It is this time each year that America's educators are rewarded with the knowledge that they have had a lasting impact on the lives of so many young people, and I congratulate those who played an instrumental role in the graduating Class of 2008. For students and parents, these are exciting times. For some, the upcoming months will be daunting, as parents confront the challenge of figuring out how, or if, they can pay for college.
I'll never forget the look on my dad's face during my senior year of high school when he told me the bank didn't give him the loan he needed to send me to the University of Delaware. Eventually, he got the loan, I had a summer job, and I went to on to college the following September. But the look on his face - I could tell he thought he was letting me down - has been a memory that has lasted a lifetime.
The price of going to college has increased dramatically in the last two decades. In fact, over 400,000 students across the country who qualified to go to a four-year college this year will not go because they cannot afford it. Nearly 200,000 of those students won't attend any college at all. You know, as do I, that this is unacceptable.
College is on the verge of becoming a luxury good - and the doors of opportunity are in danger of being shut to all but the wealthiest.
In the last 18 months, Congress has worked across party lines to make a college education more affordable. We committed an additional $20 billion in new and enhanced student aid and benefits, including lower interest rates on Stafford loans, larger Pell Grants, and capped loan repayments. This past May, we also increased the amount of federal loans that a student can borrow, and provided families who are behind in their mortgage payments or medical bills with flexibility in obtaining and repaying student loans.
Still - we must do more. Just as our workforce and economy must innovate to stay a step ahead of the competition, our education policies must as well. You've seen first hand students who think college education is out of reach lose motivation - we have to keep them engaged by starting the conversation about college sooner and ensuring the cost doesn't put higher education out of reach. That is why I introduced the College ACCESS Plan last year.
If enacted, my plan would consolidate two of the existing tax incentives for college (the Hope Credit and the tuition deduction), creating a single, refundable tax credit worth up to $3,000 per student. This would fully cover the average cost of tuition and fees at a two-year college and cover more than half the cost of tuition and fees at a public four-year college. The credit would also be tied to inflation - so that when the cost of tuition goes up, the amount of assistance increases with it. The ACCESS Plan would also build on recent increases to the maximum Pell Grant, boosting it to $6,300.
As educators, you know the importance of instilling high expectations in students. My plan would create a demonstration program to guarantee Pell Grants to 8th graders in order to launch the formal college planning process much earlier, cultivating an expectation that the student's future includes higher education. My hope is that this will also encourage families and students to plan ahead for college. I am pleased to say that this initiative was included in the renewal of the Higher Education Act passed by the Senate, and I am working to see that it is included in the final bill.
Looking ahead, one of the first priorities of Congress next year will be to reauthorize the Elementary and Secondary Education Act. While I have heard from some of you already at the DSEA's annual Representative Assembly meeting back in April, I encourage you to share your views with me on the current law - both its successes and its shortcomings. Your insights and experiences working on the front lines will be enormously helpful in the development of a new bill.

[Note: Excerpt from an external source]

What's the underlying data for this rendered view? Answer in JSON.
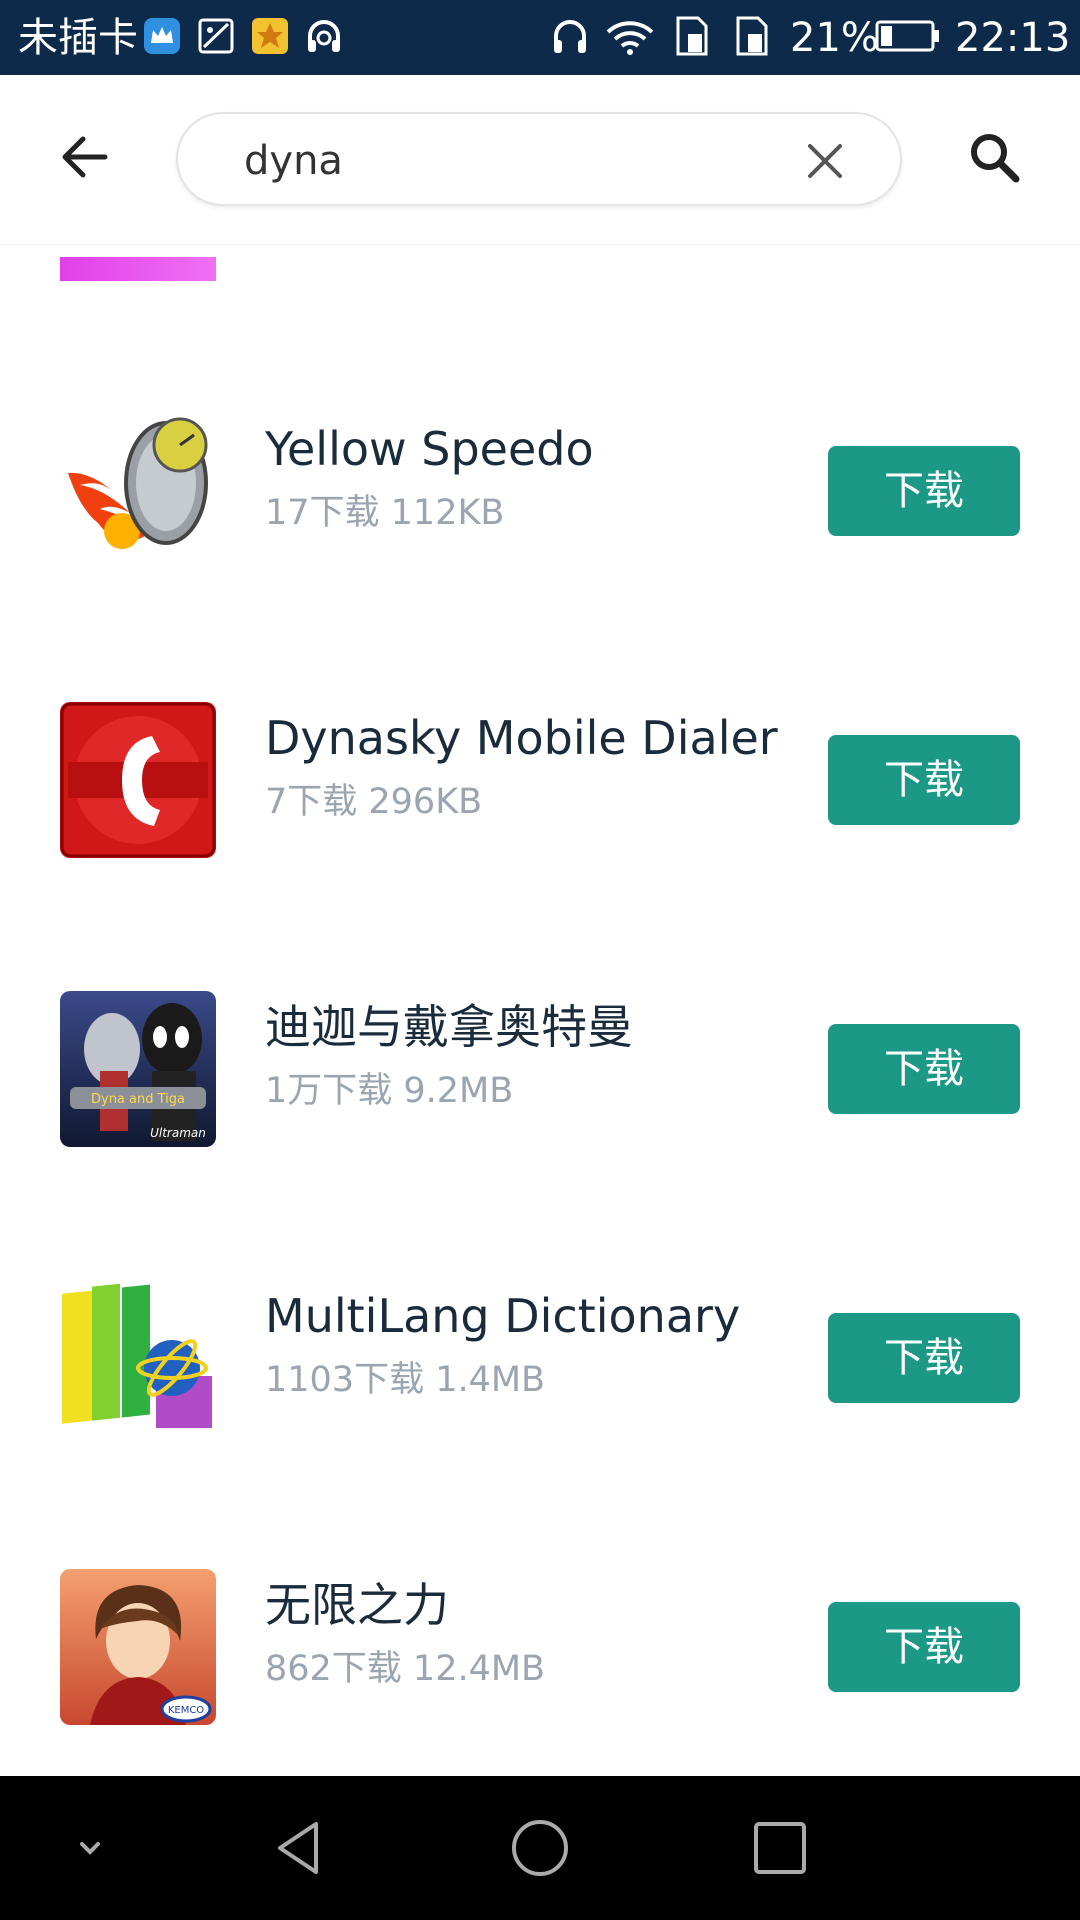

I will continue to fight just as hard as ever to ensure that you and your students have the resources and support you need and deserve. We both know the stakes are high, and that every door we fail to open for our students today is a missed opportunity for our country down the road.